= BRIEF =
Set down every record once more, exactly as given.

Excerpts from an interface dataset:
-- Opening Marker --
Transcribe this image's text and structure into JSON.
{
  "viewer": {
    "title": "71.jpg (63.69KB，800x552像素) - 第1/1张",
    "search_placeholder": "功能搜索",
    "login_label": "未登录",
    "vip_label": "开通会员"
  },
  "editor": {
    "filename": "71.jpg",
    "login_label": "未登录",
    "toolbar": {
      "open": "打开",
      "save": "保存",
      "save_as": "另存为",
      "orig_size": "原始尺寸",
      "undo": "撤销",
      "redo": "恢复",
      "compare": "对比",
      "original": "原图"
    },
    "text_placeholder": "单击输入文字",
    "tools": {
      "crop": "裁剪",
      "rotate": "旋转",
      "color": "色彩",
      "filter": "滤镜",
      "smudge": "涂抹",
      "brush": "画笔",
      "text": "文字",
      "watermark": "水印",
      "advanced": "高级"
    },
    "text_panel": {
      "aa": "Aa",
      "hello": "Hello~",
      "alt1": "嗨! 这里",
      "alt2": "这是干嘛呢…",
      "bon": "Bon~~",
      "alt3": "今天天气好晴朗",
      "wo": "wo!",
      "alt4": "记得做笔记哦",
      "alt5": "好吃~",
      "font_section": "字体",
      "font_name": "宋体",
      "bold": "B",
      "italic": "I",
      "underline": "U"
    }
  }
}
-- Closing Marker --
= TASK RESULT =
Transcribe this image's text and structure into JSON.
{
  "viewer": {
    "title": "71.jpg (63.69KB，800x552像素) - 第1/1张",
    "search_placeholder": "功能搜索",
    "login_label": "未登录",
    "vip_label": "开通会员"
  },
  "editor": {
    "filename": "71.jpg",
    "login_label": "未登录",
    "toolbar": {
      "open": "打开",
      "save": "保存",
      "save_as": "另存为",
      "orig_size": "原始尺寸",
      "undo": "撤销",
      "redo": "恢复",
      "compare": "对比",
      "original": "原图"
    },
    "text_placeholder": "单击输入文字",
    "tools": {
      "crop": "裁剪",
      "rotate": "旋转",
      "color": "色彩",
      "filter": "滤镜",
      "smudge": "涂抹",
      "brush": "画笔",
      "text": "文字",
      "watermark": "水印",
      "advanced": "高级"
    },
    "text_panel": {
      "aa": "Aa",
      "hello": "Hello~",
      "alt1": "嗨! 这里",
      "alt2": "这是干嘛呢…",
      "bon": "Bon~~",
      "alt3": "今天天气好晴朗",
      "wo": "wo!",
      "alt4": "记得做笔记哦",
      "alt5": "好吃~",
      "font_section": "字体",
      "font_name": "宋体",
      "bold": "B",
      "italic": "I",
      "underline": "U"
    }
  }
}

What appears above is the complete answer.